Interface dataset entries:
*-*-*
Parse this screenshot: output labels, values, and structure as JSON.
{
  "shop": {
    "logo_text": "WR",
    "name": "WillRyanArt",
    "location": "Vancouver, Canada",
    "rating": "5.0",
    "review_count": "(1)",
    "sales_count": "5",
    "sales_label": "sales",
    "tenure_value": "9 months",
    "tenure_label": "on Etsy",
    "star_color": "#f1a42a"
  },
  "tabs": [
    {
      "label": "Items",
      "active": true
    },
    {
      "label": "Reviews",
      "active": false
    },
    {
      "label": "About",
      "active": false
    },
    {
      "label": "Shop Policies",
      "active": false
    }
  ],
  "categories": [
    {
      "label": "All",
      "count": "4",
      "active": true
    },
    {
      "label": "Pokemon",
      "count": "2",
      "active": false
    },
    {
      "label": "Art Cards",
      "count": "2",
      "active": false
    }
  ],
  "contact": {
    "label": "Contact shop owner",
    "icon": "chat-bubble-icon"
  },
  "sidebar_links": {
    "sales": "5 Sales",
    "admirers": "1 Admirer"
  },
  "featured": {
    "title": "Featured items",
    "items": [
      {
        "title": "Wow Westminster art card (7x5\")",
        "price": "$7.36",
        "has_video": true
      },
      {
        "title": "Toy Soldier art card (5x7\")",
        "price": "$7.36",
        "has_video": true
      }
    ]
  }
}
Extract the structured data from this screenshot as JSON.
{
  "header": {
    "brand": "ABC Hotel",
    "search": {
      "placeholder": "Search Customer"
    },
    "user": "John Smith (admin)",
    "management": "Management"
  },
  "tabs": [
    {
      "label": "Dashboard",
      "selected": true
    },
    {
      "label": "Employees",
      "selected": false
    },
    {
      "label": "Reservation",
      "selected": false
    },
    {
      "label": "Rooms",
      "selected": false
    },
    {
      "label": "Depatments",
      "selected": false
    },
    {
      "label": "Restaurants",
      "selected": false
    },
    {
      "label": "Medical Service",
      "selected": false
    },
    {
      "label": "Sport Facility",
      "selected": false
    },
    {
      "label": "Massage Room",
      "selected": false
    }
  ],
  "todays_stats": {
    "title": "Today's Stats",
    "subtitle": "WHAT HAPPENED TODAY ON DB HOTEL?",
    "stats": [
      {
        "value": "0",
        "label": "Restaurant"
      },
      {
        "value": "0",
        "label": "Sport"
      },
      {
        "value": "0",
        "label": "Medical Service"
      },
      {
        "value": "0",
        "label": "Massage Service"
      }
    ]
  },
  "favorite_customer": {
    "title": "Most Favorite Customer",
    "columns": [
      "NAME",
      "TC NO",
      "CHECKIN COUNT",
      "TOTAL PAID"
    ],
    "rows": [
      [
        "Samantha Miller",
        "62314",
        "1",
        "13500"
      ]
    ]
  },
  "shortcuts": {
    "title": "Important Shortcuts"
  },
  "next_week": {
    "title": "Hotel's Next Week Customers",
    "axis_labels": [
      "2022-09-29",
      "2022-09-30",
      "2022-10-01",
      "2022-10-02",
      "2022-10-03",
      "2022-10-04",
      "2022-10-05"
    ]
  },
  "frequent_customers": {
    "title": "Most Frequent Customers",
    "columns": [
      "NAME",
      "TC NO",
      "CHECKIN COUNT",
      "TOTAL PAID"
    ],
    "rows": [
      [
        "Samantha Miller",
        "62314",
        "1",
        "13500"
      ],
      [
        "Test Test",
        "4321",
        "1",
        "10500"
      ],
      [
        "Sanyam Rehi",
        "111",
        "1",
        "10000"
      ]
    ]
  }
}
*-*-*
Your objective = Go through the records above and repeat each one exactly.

Result of the task =
Parse this screenshot: output labels, values, and structure as JSON.
{
  "shop": {
    "logo_text": "WR",
    "name": "WillRyanArt",
    "location": "Vancouver, Canada",
    "rating": "5.0",
    "review_count": "(1)",
    "sales_count": "5",
    "sales_label": "sales",
    "tenure_value": "9 months",
    "tenure_label": "on Etsy",
    "star_color": "#f1a42a"
  },
  "tabs": [
    {
      "label": "Items",
      "active": true
    },
    {
      "label": "Reviews",
      "active": false
    },
    {
      "label": "About",
      "active": false
    },
    {
      "label": "Shop Policies",
      "active": false
    }
  ],
  "categories": [
    {
      "label": "All",
      "count": "4",
      "active": true
    },
    {
      "label": "Pokemon",
      "count": "2",
      "active": false
    },
    {
      "label": "Art Cards",
      "count": "2",
      "active": false
    }
  ],
  "contact": {
    "label": "Contact shop owner",
    "icon": "chat-bubble-icon"
  },
  "sidebar_links": {
    "sales": "5 Sales",
    "admirers": "1 Admirer"
  },
  "featured": {
    "title": "Featured items",
    "items": [
      {
        "title": "Wow Westminster art card (7x5\")",
        "price": "$7.36",
        "has_video": true
      },
      {
        "title": "Toy Soldier art card (5x7\")",
        "price": "$7.36",
        "has_video": true
      }
    ]
  }
}
Extract the structured data from this screenshot as JSON.
{
  "header": {
    "brand": "ABC Hotel",
    "search": {
      "placeholder": "Search Customer"
    },
    "user": "John Smith (admin)",
    "management": "Management"
  },
  "tabs": [
    {
      "label": "Dashboard",
      "selected": true
    },
    {
      "label": "Employees",
      "selected": false
    },
    {
      "label": "Reservation",
      "selected": false
    },
    {
      "label": "Rooms",
      "selected": false
    },
    {
      "label": "Depatments",
      "selected": false
    },
    {
      "label": "Restaurants",
      "selected": false
    },
    {
      "label": "Medical Service",
      "selected": false
    },
    {
      "label": "Sport Facility",
      "selected": false
    },
    {
      "label": "Massage Room",
      "selected": false
    }
  ],
  "todays_stats": {
    "title": "Today's Stats",
    "subtitle": "WHAT HAPPENED TODAY ON DB HOTEL?",
    "stats": [
      {
        "value": "0",
        "label": "Restaurant"
      },
      {
        "value": "0",
        "label": "Sport"
      },
      {
        "value": "0",
        "label": "Medical Service"
      },
      {
        "value": "0",
        "label": "Massage Service"
      }
    ]
  },
  "favorite_customer": {
    "title": "Most Favorite Customer",
    "columns": [
      "NAME",
      "TC NO",
      "CHECKIN COUNT",
      "TOTAL PAID"
    ],
    "rows": [
      [
        "Samantha Miller",
        "62314",
        "1",
        "13500"
      ]
    ]
  },
  "shortcuts": {
    "title": "Important Shortcuts"
  },
  "next_week": {
    "title": "Hotel's Next Week Customers",
    "axis_labels": [
      "2022-09-29",
      "2022-09-30",
      "2022-10-01",
      "2022-10-02",
      "2022-10-03",
      "2022-10-04",
      "2022-10-05"
    ]
  },
  "frequent_customers": {
    "title": "Most Frequent Customers",
    "columns": [
      "NAME",
      "TC NO",
      "CHECKIN COUNT",
      "TOTAL PAID"
    ],
    "rows": [
      [
        "Samantha Miller",
        "62314",
        "1",
        "13500"
      ],
      [
        "Test Test",
        "4321",
        "1",
        "10500"
      ],
      [
        "Sanyam Rehi",
        "111",
        "1",
        "10000"
      ]
    ]
  }
}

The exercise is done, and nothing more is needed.